Required action ::
Repeat the entries below exactly as they appear, with no pictures.

Available data ::
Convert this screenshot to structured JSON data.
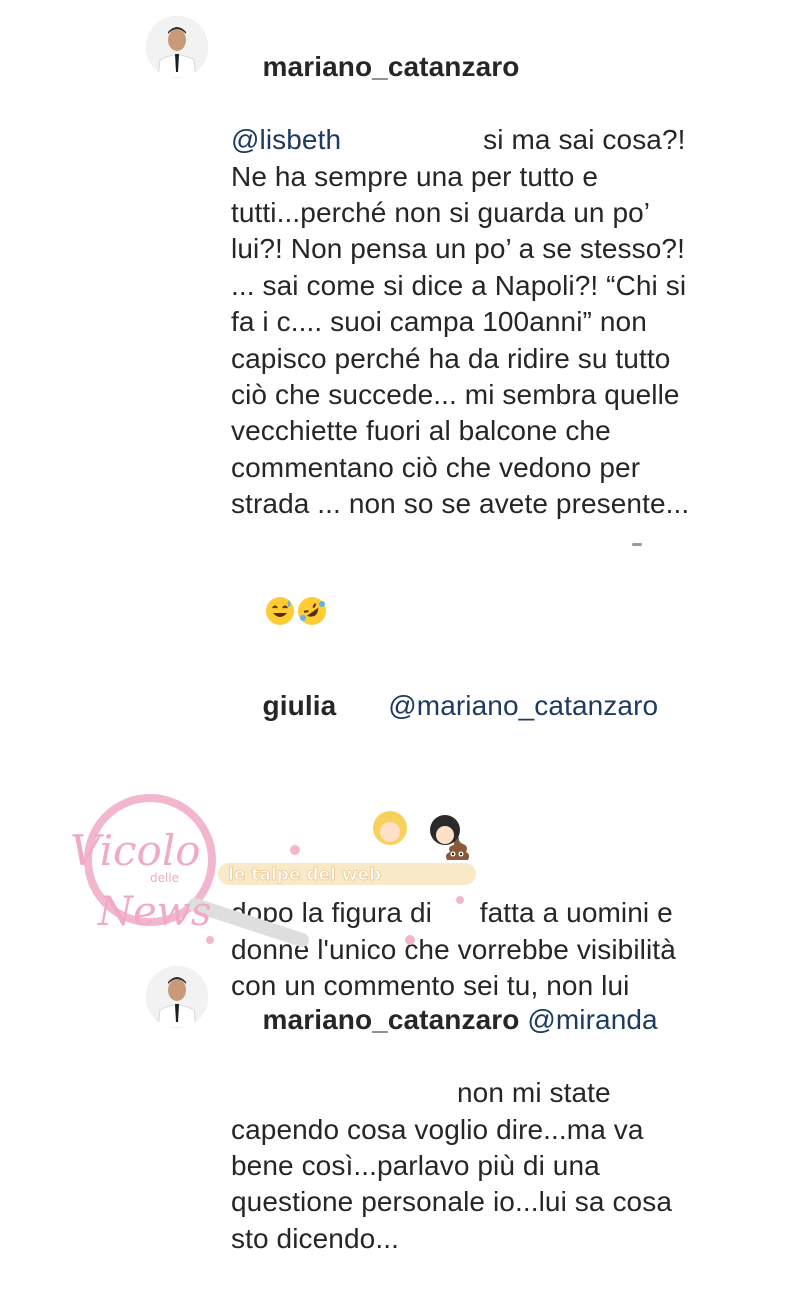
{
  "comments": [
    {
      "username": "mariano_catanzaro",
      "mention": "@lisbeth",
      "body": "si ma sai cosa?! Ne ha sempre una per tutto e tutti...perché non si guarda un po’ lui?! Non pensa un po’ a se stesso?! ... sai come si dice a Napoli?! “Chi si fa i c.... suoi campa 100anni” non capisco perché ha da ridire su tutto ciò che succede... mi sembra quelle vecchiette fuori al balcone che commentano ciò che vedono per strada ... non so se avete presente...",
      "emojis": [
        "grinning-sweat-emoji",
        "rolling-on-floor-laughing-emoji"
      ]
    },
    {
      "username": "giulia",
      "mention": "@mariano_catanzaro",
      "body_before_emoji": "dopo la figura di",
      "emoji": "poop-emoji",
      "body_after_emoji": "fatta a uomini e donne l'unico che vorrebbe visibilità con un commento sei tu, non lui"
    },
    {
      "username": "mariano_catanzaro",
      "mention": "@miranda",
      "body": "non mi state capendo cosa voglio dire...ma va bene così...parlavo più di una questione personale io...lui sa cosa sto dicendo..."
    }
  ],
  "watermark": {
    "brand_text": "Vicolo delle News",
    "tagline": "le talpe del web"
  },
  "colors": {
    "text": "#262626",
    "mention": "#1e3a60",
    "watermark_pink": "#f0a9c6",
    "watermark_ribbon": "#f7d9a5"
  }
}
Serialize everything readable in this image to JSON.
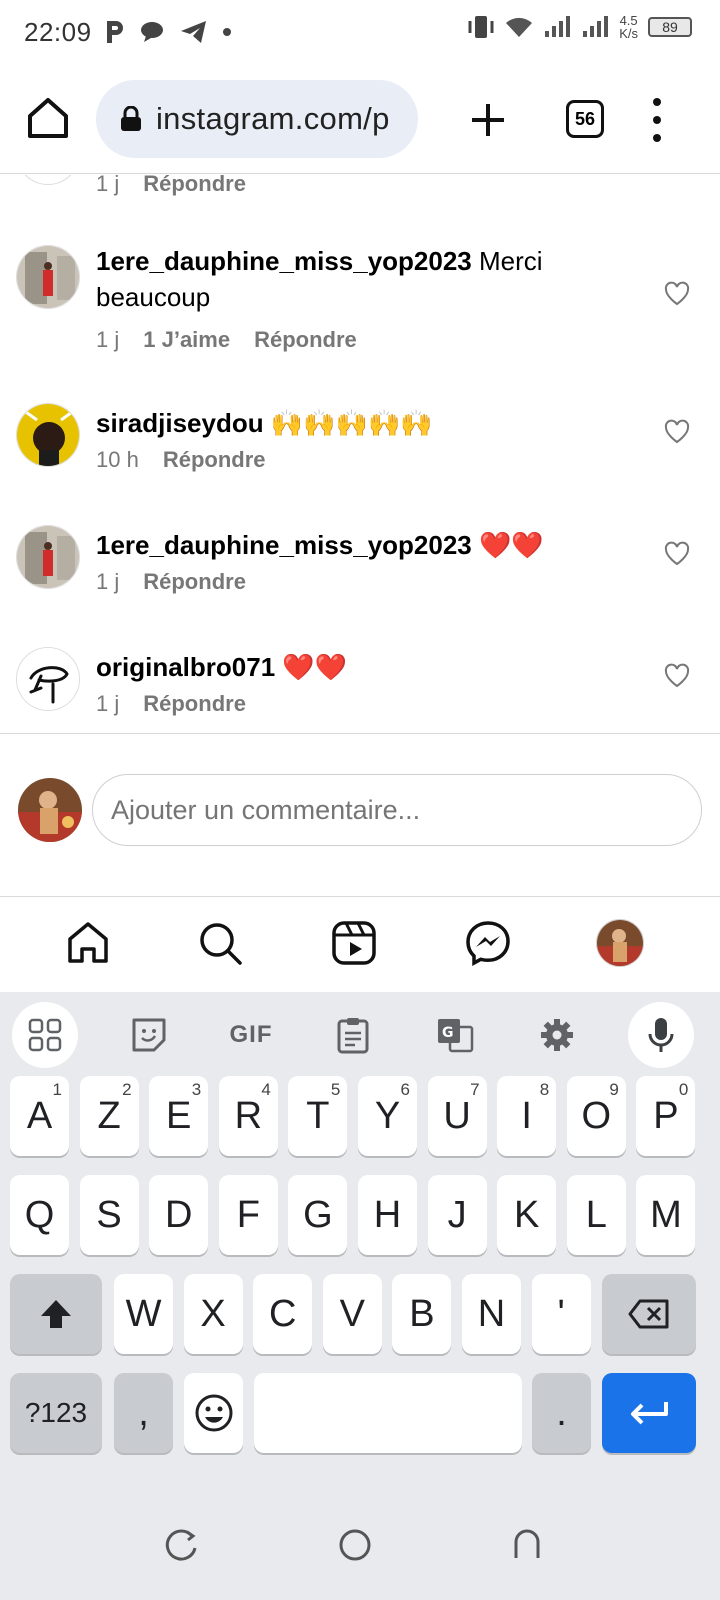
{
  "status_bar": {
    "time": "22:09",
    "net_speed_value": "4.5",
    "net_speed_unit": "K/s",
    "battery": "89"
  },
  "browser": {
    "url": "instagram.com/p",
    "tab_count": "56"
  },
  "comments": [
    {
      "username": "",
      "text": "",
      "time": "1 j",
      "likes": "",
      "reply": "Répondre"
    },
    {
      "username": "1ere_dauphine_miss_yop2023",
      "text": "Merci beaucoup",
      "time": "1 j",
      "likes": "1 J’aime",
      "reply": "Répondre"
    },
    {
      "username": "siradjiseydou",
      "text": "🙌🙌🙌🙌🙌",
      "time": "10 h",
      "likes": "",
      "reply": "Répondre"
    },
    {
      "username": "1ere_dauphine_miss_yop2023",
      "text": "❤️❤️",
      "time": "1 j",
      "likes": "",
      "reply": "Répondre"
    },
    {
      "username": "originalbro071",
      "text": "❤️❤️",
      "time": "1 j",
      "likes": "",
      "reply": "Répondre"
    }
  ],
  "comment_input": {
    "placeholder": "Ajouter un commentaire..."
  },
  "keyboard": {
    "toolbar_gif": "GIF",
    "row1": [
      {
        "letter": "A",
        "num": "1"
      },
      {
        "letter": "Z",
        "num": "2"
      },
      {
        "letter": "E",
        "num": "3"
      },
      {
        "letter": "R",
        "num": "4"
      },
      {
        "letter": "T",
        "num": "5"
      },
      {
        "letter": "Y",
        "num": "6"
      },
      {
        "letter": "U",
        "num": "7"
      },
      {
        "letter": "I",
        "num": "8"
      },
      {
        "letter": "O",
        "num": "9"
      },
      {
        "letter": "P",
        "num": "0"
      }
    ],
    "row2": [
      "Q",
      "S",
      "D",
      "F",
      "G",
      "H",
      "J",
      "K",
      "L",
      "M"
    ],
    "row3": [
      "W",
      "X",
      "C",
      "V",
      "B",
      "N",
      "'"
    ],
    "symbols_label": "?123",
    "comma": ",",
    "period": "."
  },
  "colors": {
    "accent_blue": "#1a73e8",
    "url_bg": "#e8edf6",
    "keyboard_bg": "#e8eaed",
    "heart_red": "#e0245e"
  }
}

Exercise result ::
Convert this screenshot to structured JSON data.
{
  "comments": [
    {
      "username": "mariano_catanzaro",
      "mention": "@lisbeth",
      "body": "si ma sai cosa?! Ne ha sempre una per tutto e tutti...perché non si guarda un po’ lui?! Non pensa un po’ a se stesso?! ... sai come si dice a Napoli?! “Chi si fa i c.... suoi campa 100anni” non capisco perché ha da ridire su tutto ciò che succede... mi sembra quelle vecchiette fuori al balcone che commentano ciò che vedono per strada ... non so se avete presente...",
      "emojis": [
        "grinning-sweat-emoji",
        "rolling-on-floor-laughing-emoji"
      ]
    },
    {
      "username": "giulia",
      "mention": "@mariano_catanzaro",
      "body_before_emoji": "dopo la figura di",
      "emoji": "poop-emoji",
      "body_after_emoji": "fatta a uomini e donne l'unico che vorrebbe visibilità con un commento sei tu, non lui"
    },
    {
      "username": "mariano_catanzaro",
      "mention": "@miranda",
      "body": "non mi state capendo cosa voglio dire...ma va bene così...parlavo più di una questione personale io...lui sa cosa sto dicendo..."
    }
  ],
  "watermark": {
    "brand_text": "Vicolo delle News",
    "tagline": "le talpe del web"
  },
  "colors": {
    "text": "#262626",
    "mention": "#1e3a60",
    "watermark_pink": "#f0a9c6",
    "watermark_ribbon": "#f7d9a5"
  }
}
Serialize everything readable in this image to JSON.
{
  "status_bar": {
    "time": "22:09",
    "net_speed_value": "4.5",
    "net_speed_unit": "K/s",
    "battery": "89"
  },
  "browser": {
    "url": "instagram.com/p",
    "tab_count": "56"
  },
  "comments": [
    {
      "username": "",
      "text": "",
      "time": "1 j",
      "likes": "",
      "reply": "Répondre"
    },
    {
      "username": "1ere_dauphine_miss_yop2023",
      "text": "Merci beaucoup",
      "time": "1 j",
      "likes": "1 J’aime",
      "reply": "Répondre"
    },
    {
      "username": "siradjiseydou",
      "text": "🙌🙌🙌🙌🙌",
      "time": "10 h",
      "likes": "",
      "reply": "Répondre"
    },
    {
      "username": "1ere_dauphine_miss_yop2023",
      "text": "❤️❤️",
      "time": "1 j",
      "likes": "",
      "reply": "Répondre"
    },
    {
      "username": "originalbro071",
      "text": "❤️❤️",
      "time": "1 j",
      "likes": "",
      "reply": "Répondre"
    }
  ],
  "comment_input": {
    "placeholder": "Ajouter un commentaire..."
  },
  "keyboard": {
    "toolbar_gif": "GIF",
    "row1": [
      {
        "letter": "A",
        "num": "1"
      },
      {
        "letter": "Z",
        "num": "2"
      },
      {
        "letter": "E",
        "num": "3"
      },
      {
        "letter": "R",
        "num": "4"
      },
      {
        "letter": "T",
        "num": "5"
      },
      {
        "letter": "Y",
        "num": "6"
      },
      {
        "letter": "U",
        "num": "7"
      },
      {
        "letter": "I",
        "num": "8"
      },
      {
        "letter": "O",
        "num": "9"
      },
      {
        "letter": "P",
        "num": "0"
      }
    ],
    "row2": [
      "Q",
      "S",
      "D",
      "F",
      "G",
      "H",
      "J",
      "K",
      "L",
      "M"
    ],
    "row3": [
      "W",
      "X",
      "C",
      "V",
      "B",
      "N",
      "'"
    ],
    "symbols_label": "?123",
    "comma": ",",
    "period": "."
  },
  "colors": {
    "accent_blue": "#1a73e8",
    "url_bg": "#e8edf6",
    "keyboard_bg": "#e8eaed",
    "heart_red": "#e0245e"
  }
}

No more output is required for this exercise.